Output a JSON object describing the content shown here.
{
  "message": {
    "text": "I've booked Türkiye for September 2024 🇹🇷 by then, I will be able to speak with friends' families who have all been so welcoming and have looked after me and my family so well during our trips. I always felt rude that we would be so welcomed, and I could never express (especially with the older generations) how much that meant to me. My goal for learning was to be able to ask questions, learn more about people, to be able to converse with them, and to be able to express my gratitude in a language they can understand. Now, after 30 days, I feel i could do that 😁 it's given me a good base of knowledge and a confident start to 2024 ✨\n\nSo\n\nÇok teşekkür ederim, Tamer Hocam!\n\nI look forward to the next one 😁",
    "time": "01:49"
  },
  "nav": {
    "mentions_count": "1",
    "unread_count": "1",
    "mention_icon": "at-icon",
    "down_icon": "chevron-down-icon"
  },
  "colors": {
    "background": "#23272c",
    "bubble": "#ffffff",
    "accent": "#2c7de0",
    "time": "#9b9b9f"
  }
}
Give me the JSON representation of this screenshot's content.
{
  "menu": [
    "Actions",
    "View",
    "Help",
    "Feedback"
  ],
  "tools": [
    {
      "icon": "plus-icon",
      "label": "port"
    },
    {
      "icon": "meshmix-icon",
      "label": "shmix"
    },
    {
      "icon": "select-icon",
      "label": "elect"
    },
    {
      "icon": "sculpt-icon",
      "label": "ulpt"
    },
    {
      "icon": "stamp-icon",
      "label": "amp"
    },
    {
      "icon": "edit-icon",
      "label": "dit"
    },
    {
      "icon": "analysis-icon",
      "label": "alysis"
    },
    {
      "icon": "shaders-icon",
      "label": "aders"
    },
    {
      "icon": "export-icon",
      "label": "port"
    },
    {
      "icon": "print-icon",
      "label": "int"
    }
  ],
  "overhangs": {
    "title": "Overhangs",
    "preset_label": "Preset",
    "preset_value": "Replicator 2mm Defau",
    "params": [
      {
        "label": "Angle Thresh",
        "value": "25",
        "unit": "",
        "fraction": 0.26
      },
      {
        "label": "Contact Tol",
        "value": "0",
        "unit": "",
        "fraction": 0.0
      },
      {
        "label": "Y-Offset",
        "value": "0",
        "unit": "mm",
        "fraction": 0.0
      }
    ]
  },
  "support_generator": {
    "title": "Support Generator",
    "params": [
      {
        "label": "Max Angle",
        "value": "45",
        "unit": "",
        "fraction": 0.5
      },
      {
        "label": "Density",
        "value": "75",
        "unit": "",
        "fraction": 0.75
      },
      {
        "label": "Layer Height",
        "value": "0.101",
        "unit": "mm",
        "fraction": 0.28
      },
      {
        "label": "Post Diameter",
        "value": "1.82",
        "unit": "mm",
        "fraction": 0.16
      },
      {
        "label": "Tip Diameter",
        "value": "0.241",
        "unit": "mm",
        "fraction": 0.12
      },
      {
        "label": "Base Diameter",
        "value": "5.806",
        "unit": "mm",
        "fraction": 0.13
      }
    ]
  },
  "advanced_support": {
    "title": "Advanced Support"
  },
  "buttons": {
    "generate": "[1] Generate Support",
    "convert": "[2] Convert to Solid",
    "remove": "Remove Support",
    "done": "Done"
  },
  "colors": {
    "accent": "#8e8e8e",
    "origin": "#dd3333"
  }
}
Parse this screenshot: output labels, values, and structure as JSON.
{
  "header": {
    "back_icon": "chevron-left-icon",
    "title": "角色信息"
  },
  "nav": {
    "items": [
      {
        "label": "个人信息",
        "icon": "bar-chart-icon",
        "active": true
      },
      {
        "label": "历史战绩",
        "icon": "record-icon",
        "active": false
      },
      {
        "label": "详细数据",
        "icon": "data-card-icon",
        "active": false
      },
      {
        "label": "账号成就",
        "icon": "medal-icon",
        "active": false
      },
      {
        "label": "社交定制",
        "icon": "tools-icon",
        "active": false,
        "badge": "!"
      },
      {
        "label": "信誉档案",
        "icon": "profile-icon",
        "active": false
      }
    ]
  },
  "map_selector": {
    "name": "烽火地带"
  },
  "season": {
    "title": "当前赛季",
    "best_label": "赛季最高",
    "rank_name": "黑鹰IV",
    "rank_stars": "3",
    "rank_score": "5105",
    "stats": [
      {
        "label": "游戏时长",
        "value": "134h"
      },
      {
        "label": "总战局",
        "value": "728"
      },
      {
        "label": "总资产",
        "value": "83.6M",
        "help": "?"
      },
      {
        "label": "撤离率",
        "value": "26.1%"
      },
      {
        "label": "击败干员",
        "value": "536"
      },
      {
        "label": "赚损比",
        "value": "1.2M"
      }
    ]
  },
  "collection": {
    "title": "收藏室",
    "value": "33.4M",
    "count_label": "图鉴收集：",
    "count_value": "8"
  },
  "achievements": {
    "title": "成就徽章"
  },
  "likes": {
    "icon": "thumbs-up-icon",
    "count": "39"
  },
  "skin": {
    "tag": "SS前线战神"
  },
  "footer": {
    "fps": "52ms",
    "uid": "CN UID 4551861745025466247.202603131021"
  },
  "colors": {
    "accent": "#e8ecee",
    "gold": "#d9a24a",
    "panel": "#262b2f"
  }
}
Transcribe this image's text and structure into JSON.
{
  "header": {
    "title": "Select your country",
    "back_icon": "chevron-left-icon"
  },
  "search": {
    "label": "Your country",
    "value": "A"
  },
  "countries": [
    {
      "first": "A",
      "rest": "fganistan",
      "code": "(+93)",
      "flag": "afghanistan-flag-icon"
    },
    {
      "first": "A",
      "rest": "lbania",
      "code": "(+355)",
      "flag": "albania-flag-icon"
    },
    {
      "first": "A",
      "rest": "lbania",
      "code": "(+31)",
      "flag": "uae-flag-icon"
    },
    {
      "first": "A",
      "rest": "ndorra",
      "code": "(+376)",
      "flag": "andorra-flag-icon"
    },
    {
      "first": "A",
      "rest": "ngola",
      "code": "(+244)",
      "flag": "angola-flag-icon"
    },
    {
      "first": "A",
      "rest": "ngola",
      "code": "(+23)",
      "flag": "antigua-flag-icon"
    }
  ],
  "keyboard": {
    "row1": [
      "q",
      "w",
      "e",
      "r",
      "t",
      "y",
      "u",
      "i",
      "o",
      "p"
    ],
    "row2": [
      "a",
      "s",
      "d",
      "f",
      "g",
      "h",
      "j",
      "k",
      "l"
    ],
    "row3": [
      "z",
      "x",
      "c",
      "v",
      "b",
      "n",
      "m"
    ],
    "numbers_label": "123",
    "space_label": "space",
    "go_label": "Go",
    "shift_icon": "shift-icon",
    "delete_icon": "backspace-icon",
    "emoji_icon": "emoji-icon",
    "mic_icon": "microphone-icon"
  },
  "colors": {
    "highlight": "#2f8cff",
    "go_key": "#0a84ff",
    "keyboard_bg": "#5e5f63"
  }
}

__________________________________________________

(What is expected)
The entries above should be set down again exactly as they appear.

(Task answer)
Output a JSON object describing the content shown here.
{
  "message": {
    "text": "I've booked Türkiye for September 2024 🇹🇷 by then, I will be able to speak with friends' families who have all been so welcoming and have looked after me and my family so well during our trips. I always felt rude that we would be so welcomed, and I could never express (especially with the older generations) how much that meant to me. My goal for learning was to be able to ask questions, learn more about people, to be able to converse with them, and to be able to express my gratitude in a language they can understand. Now, after 30 days, I feel i could do that 😁 it's given me a good base of knowledge and a confident start to 2024 ✨\n\nSo\n\nÇok teşekkür ederim, Tamer Hocam!\n\nI look forward to the next one 😁",
    "time": "01:49"
  },
  "nav": {
    "mentions_count": "1",
    "unread_count": "1",
    "mention_icon": "at-icon",
    "down_icon": "chevron-down-icon"
  },
  "colors": {
    "background": "#23272c",
    "bubble": "#ffffff",
    "accent": "#2c7de0",
    "time": "#9b9b9f"
  }
}
Give me the JSON representation of this screenshot's content.
{
  "menu": [
    "Actions",
    "View",
    "Help",
    "Feedback"
  ],
  "tools": [
    {
      "icon": "plus-icon",
      "label": "port"
    },
    {
      "icon": "meshmix-icon",
      "label": "shmix"
    },
    {
      "icon": "select-icon",
      "label": "elect"
    },
    {
      "icon": "sculpt-icon",
      "label": "ulpt"
    },
    {
      "icon": "stamp-icon",
      "label": "amp"
    },
    {
      "icon": "edit-icon",
      "label": "dit"
    },
    {
      "icon": "analysis-icon",
      "label": "alysis"
    },
    {
      "icon": "shaders-icon",
      "label": "aders"
    },
    {
      "icon": "export-icon",
      "label": "port"
    },
    {
      "icon": "print-icon",
      "label": "int"
    }
  ],
  "overhangs": {
    "title": "Overhangs",
    "preset_label": "Preset",
    "preset_value": "Replicator 2mm Defau",
    "params": [
      {
        "label": "Angle Thresh",
        "value": "25",
        "unit": "",
        "fraction": 0.26
      },
      {
        "label": "Contact Tol",
        "value": "0",
        "unit": "",
        "fraction": 0.0
      },
      {
        "label": "Y-Offset",
        "value": "0",
        "unit": "mm",
        "fraction": 0.0
      }
    ]
  },
  "support_generator": {
    "title": "Support Generator",
    "params": [
      {
        "label": "Max Angle",
        "value": "45",
        "unit": "",
        "fraction": 0.5
      },
      {
        "label": "Density",
        "value": "75",
        "unit": "",
        "fraction": 0.75
      },
      {
        "label": "Layer Height",
        "value": "0.101",
        "unit": "mm",
        "fraction": 0.28
      },
      {
        "label": "Post Diameter",
        "value": "1.82",
        "unit": "mm",
        "fraction": 0.16
      },
      {
        "label": "Tip Diameter",
        "value": "0.241",
        "unit": "mm",
        "fraction": 0.12
      },
      {
        "label": "Base Diameter",
        "value": "5.806",
        "unit": "mm",
        "fraction": 0.13
      }
    ]
  },
  "advanced_support": {
    "title": "Advanced Support"
  },
  "buttons": {
    "generate": "[1] Generate Support",
    "convert": "[2] Convert to Solid",
    "remove": "Remove Support",
    "done": "Done"
  },
  "colors": {
    "accent": "#8e8e8e",
    "origin": "#dd3333"
  }
}
Parse this screenshot: output labels, values, and structure as JSON.
{
  "header": {
    "back_icon": "chevron-left-icon",
    "title": "角色信息"
  },
  "nav": {
    "items": [
      {
        "label": "个人信息",
        "icon": "bar-chart-icon",
        "active": true
      },
      {
        "label": "历史战绩",
        "icon": "record-icon",
        "active": false
      },
      {
        "label": "详细数据",
        "icon": "data-card-icon",
        "active": false
      },
      {
        "label": "账号成就",
        "icon": "medal-icon",
        "active": false
      },
      {
        "label": "社交定制",
        "icon": "tools-icon",
        "active": false,
        "badge": "!"
      },
      {
        "label": "信誉档案",
        "icon": "profile-icon",
        "active": false
      }
    ]
  },
  "map_selector": {
    "name": "烽火地带"
  },
  "season": {
    "title": "当前赛季",
    "best_label": "赛季最高",
    "rank_name": "黑鹰IV",
    "rank_stars": "3",
    "rank_score": "5105",
    "stats": [
      {
        "label": "游戏时长",
        "value": "134h"
      },
      {
        "label": "总战局",
        "value": "728"
      },
      {
        "label": "总资产",
        "value": "83.6M",
        "help": "?"
      },
      {
        "label": "撤离率",
        "value": "26.1%"
      },
      {
        "label": "击败干员",
        "value": "536"
      },
      {
        "label": "赚损比",
        "value": "1.2M"
      }
    ]
  },
  "collection": {
    "title": "收藏室",
    "value": "33.4M",
    "count_label": "图鉴收集：",
    "count_value": "8"
  },
  "achievements": {
    "title": "成就徽章"
  },
  "likes": {
    "icon": "thumbs-up-icon",
    "count": "39"
  },
  "skin": {
    "tag": "SS前线战神"
  },
  "footer": {
    "fps": "52ms",
    "uid": "CN UID 4551861745025466247.202603131021"
  },
  "colors": {
    "accent": "#e8ecee",
    "gold": "#d9a24a",
    "panel": "#262b2f"
  }
}
Transcribe this image's text and structure into JSON.
{
  "header": {
    "title": "Select your country",
    "back_icon": "chevron-left-icon"
  },
  "search": {
    "label": "Your country",
    "value": "A"
  },
  "countries": [
    {
      "first": "A",
      "rest": "fganistan",
      "code": "(+93)",
      "flag": "afghanistan-flag-icon"
    },
    {
      "first": "A",
      "rest": "lbania",
      "code": "(+355)",
      "flag": "albania-flag-icon"
    },
    {
      "first": "A",
      "rest": "lbania",
      "code": "(+31)",
      "flag": "uae-flag-icon"
    },
    {
      "first": "A",
      "rest": "ndorra",
      "code": "(+376)",
      "flag": "andorra-flag-icon"
    },
    {
      "first": "A",
      "rest": "ngola",
      "code": "(+244)",
      "flag": "angola-flag-icon"
    },
    {
      "first": "A",
      "rest": "ngola",
      "code": "(+23)",
      "flag": "antigua-flag-icon"
    }
  ],
  "keyboard": {
    "row1": [
      "q",
      "w",
      "e",
      "r",
      "t",
      "y",
      "u",
      "i",
      "o",
      "p"
    ],
    "row2": [
      "a",
      "s",
      "d",
      "f",
      "g",
      "h",
      "j",
      "k",
      "l"
    ],
    "row3": [
      "z",
      "x",
      "c",
      "v",
      "b",
      "n",
      "m"
    ],
    "numbers_label": "123",
    "space_label": "space",
    "go_label": "Go",
    "shift_icon": "shift-icon",
    "delete_icon": "backspace-icon",
    "emoji_icon": "emoji-icon",
    "mic_icon": "microphone-icon"
  },
  "colors": {
    "highlight": "#2f8cff",
    "go_key": "#0a84ff",
    "keyboard_bg": "#5e5f63"
  }
}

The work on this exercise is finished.